He studied Michael Tippett’s piano sonatas with the composer; delivered persuasive performances of Busoni’s homage to Bach known as the Fantasia contrappuntistica; gave the premiere of Sofia Gubaidulina’s Piano Sonata at the Bath Festival in 1987; and entranced Proms audiences in 1995 with Messiaen’s chamber piece Couleurs de la cité céleste.
Described by one critic as “above all, a thinker-pianist”, Ball was a popular and reliable accompanist, forming a valuable musical partnership with the clarinettist David Campbell, who was an old school friend. He also worked with the violinist Madeleine Mitchell, the pianist Julian Jacobson and the tenor Martyn Hill, whom he accompanied in a staged performance of Schubert’s Winterreise at the Riverside Studios, London, in 1996.
Ball did not believe in making life easy for either himself or his audience. One recital in 1997 was best summed up as “three funerals and a transcendental experience” thanks to a programme that included a trio of funereal works followed by the torrent of notes that make up the 50 minutes of Charles Ives’s Concord Sonata.
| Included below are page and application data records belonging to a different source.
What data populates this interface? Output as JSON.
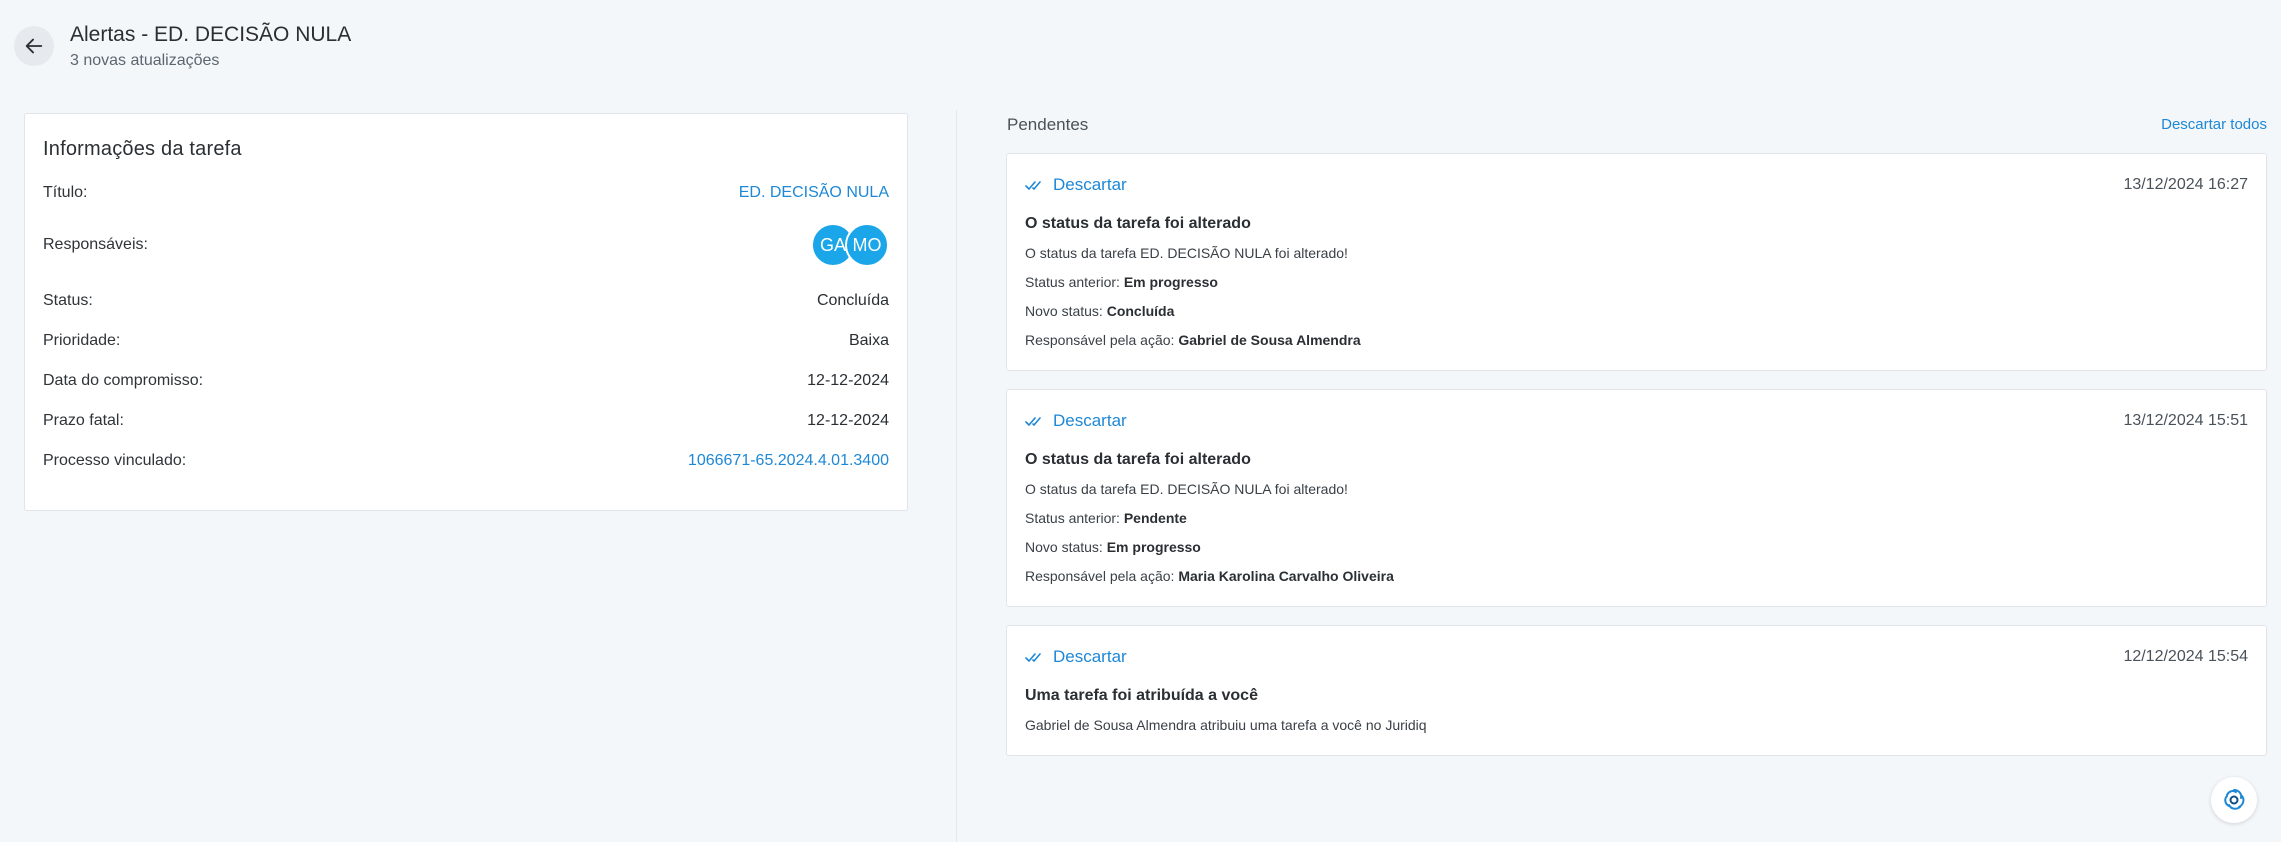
{
  "header": {
    "title": "Alertas - ED. DECISÃO NULA",
    "subtitle": "3 novas atualizações"
  },
  "task_info": {
    "heading": "Informações da tarefa",
    "rows": {
      "title": {
        "label": "Título:",
        "value": "ED. DECISÃO NULA"
      },
      "responsibles": {
        "label": "Responsáveis:",
        "avatars": [
          "GA",
          "MO"
        ]
      },
      "status": {
        "label": "Status:",
        "value": "Concluída"
      },
      "priority": {
        "label": "Prioridade:",
        "value": "Baixa"
      },
      "commitment_date": {
        "label": "Data do compromisso:",
        "value": "12-12-2024"
      },
      "deadline": {
        "label": "Prazo fatal:",
        "value": "12-12-2024"
      },
      "linked_process": {
        "label": "Processo vinculado:",
        "value": "1066671-65.2024.4.01.3400"
      }
    }
  },
  "pending": {
    "label": "Pendentes",
    "dismiss_all": "Descartar todos",
    "alerts": [
      {
        "dismiss": "Descartar",
        "date": "13/12/2024 16:27",
        "title": "O status da tarefa foi alterado",
        "message": "O status da tarefa ED. DECISÃO NULA foi alterado!",
        "prev_label": "Status anterior:",
        "prev_value": "Em progresso",
        "new_label": "Novo status:",
        "new_value": "Concluída",
        "resp_label": "Responsável pela ação:",
        "resp_value": "Gabriel de Sousa Almendra"
      },
      {
        "dismiss": "Descartar",
        "date": "13/12/2024 15:51",
        "title": "O status da tarefa foi alterado",
        "message": "O status da tarefa ED. DECISÃO NULA foi alterado!",
        "prev_label": "Status anterior:",
        "prev_value": "Pendente",
        "new_label": "Novo status:",
        "new_value": "Em progresso",
        "resp_label": "Responsável pela ação:",
        "resp_value": "Maria Karolina Carvalho Oliveira"
      },
      {
        "dismiss": "Descartar",
        "date": "12/12/2024 15:54",
        "title": "Uma tarefa foi atribuída a você",
        "message": "Gabriel de Sousa Almendra atribuiu uma tarefa a você no Juridiq"
      }
    ]
  },
  "colors": {
    "accent": "#1e88d6",
    "avatar": "#1aa6e8",
    "background": "#f4f7fa"
  },
  "icons": {
    "back": "arrow-left-icon",
    "dismiss": "double-check-icon",
    "assistant": "assistant-swirl-icon"
  }
}
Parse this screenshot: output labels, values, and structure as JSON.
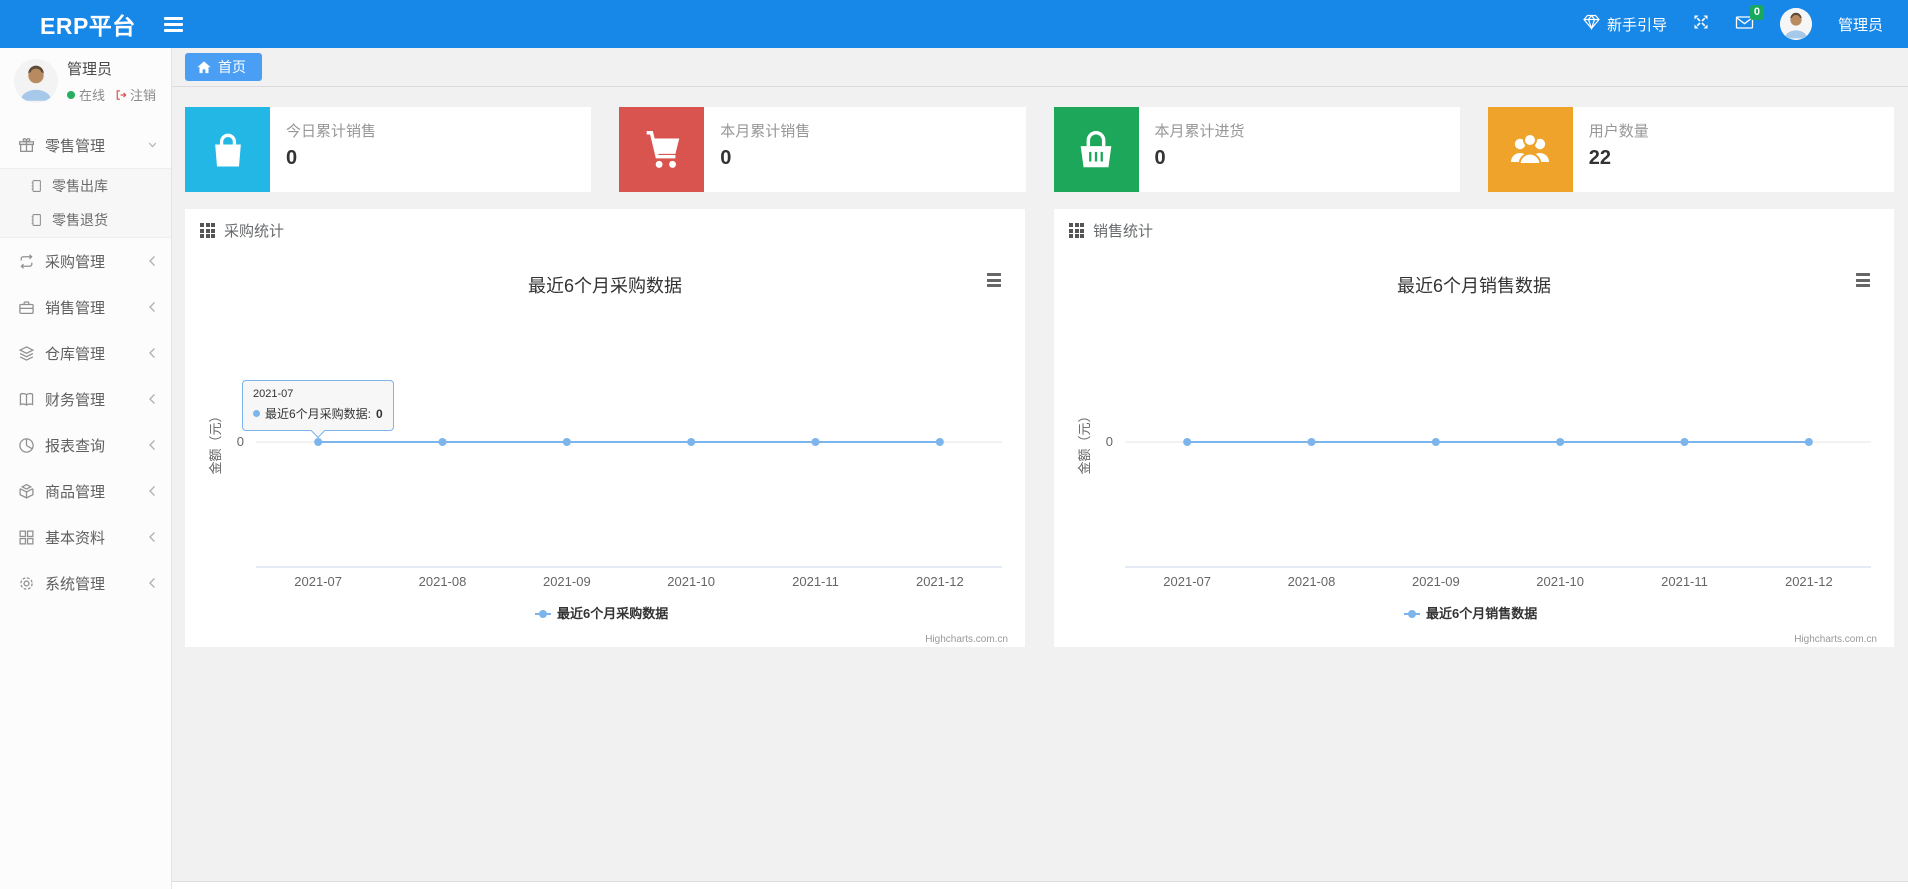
{
  "navbar": {
    "brand": "ERP平台",
    "guide_label": "新手引导",
    "mail_badge": "0",
    "user_name": "管理员",
    "icons": [
      "gem-icon",
      "expand-arrows-icon",
      "mail-icon",
      "avatar"
    ]
  },
  "sidebar": {
    "user": {
      "name": "管理员",
      "status": "在线",
      "logout": "注销"
    },
    "menu": [
      {
        "label": "零售管理",
        "icon": "gift-icon",
        "state": "expanded",
        "children": [
          {
            "label": "零售出库",
            "icon": "journal-icon"
          },
          {
            "label": "零售退货",
            "icon": "journal-icon"
          }
        ]
      },
      {
        "label": "采购管理",
        "icon": "repeat-icon",
        "state": "collapsed"
      },
      {
        "label": "销售管理",
        "icon": "briefcase-icon",
        "state": "collapsed"
      },
      {
        "label": "仓库管理",
        "icon": "layers-icon",
        "state": "collapsed"
      },
      {
        "label": "财务管理",
        "icon": "book-icon",
        "state": "collapsed"
      },
      {
        "label": "报表查询",
        "icon": "pie-chart-icon",
        "state": "collapsed"
      },
      {
        "label": "商品管理",
        "icon": "box-icon",
        "state": "collapsed"
      },
      {
        "label": "基本资料",
        "icon": "grid-icon",
        "state": "collapsed"
      },
      {
        "label": "系统管理",
        "icon": "gear-icon",
        "state": "collapsed"
      }
    ]
  },
  "tabs": [
    {
      "label": "首页",
      "icon": "home-icon",
      "active": true
    }
  ],
  "cards": [
    {
      "label": "今日累计销售",
      "value": "0",
      "color": "#23b7e5",
      "icon": "shopping-bag-icon"
    },
    {
      "label": "本月累计销售",
      "value": "0",
      "color": "#d9534f",
      "icon": "cart-icon"
    },
    {
      "label": "本月累计进货",
      "value": "0",
      "color": "#1da75a",
      "icon": "basket-icon"
    },
    {
      "label": "用户数量",
      "value": "22",
      "color": "#f0a32a",
      "icon": "users-icon"
    }
  ],
  "panels": [
    {
      "title": "采购统计"
    },
    {
      "title": "销售统计"
    }
  ],
  "chart_data": [
    {
      "type": "line",
      "title": "最近6个月采购数据",
      "categories": [
        "2021-07",
        "2021-08",
        "2021-09",
        "2021-10",
        "2021-11",
        "2021-12"
      ],
      "series": [
        {
          "name": "最近6个月采购数据",
          "values": [
            0,
            0,
            0,
            0,
            0,
            0
          ]
        }
      ],
      "ylabel": "金额（元）",
      "yticks": [
        "0"
      ],
      "color": "#7cb5ec",
      "grid": true,
      "legend_position": "bottom",
      "credits": "Highcharts.com.cn",
      "tooltip": {
        "header": "2021-07",
        "name": "最近6个月采购数据: ",
        "value": "0"
      }
    },
    {
      "type": "line",
      "title": "最近6个月销售数据",
      "categories": [
        "2021-07",
        "2021-08",
        "2021-09",
        "2021-10",
        "2021-11",
        "2021-12"
      ],
      "series": [
        {
          "name": "最近6个月销售数据",
          "values": [
            0,
            0,
            0,
            0,
            0,
            0
          ]
        }
      ],
      "ylabel": "金额（元）",
      "yticks": [
        "0"
      ],
      "color": "#7cb5ec",
      "grid": true,
      "legend_position": "bottom",
      "credits": "Highcharts.com.cn"
    }
  ]
}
He spoke of trying to overcome the barriers between performers and contemporary composers, describing how for his recital at the 1985 Brighton Festival the composer Chris Dench produced “a work of extreme difficulty, horrifically complicated and posing immense problems of pianistic athleticism”. Had it been presented as a “fait accompli”, Ball would almost certainly have rejected it, but throughout the process the composer kept him abreast of the way the piece was taking shape “and even of the problems and vicissitudes he was encountering”.
Andrew Charles Ball was born in the Bitterne area of Southampton on June 16 1950, the eldest of three children of Charles Ball, a chartered surveyor, and his wife Margaret (née Muir), who later worked for Hampshire County Council. Although there was little music in the family, he quickly took to the piano, becoming remarkably fluent at sight reading.
He was educated at Barton Peveril Grammar School in Eastleigh, Hampshire, and made one of his first concert appearances in 1966 playing Mozart’s Piano Concerto in C Major K415 with the Havant Chamber Orchestra. As a boy he had a passion for train spotting and in later life kept a large collection of railway books.
After reading music at The Queen’s College, Oxford, Ball continued his piano studies with Kendall Taylor at the Royal College of Music. His professional debut at the Wigmore Hall in June 1974 included works ranging from Clementi and Schumann to Debussy and Prokofiev. He also appeared with the Park Lane Group, which supports the work of young musicians and contemporary composers, returning in 2006 to mark their 50th anniversary in an eclectic two-hour concert consisting of 50 short piano pieces, none longer than four minutes.
Ball taught at the Guildhall School of Music and Drama and in 1999 became head of keyboard at the Royal College of Music. He was a frequent visitor to the recording studio, where his output ranged from Tippett and Lili Boulanger to Billy Mayerl’s works for piano and orchestra. He was also a regular competition adjudicator, despite describing such events as “dinosaurs”. In 2018 he took part in a study day to mark the 20th anniversary of Tippett’s death organised by the Beethoven Piano Society of Europe.
An enthusiastic cook, he had a vast collection of recipe books. He also enjoyed reading poetry and occasionally composed in verse.
Andrew Ball, who was a member of the Humanist Society, was unmarried; he is survived by his friend Catherine Edwards.
Andrew Ball, born June 16 1950, died July 10 2022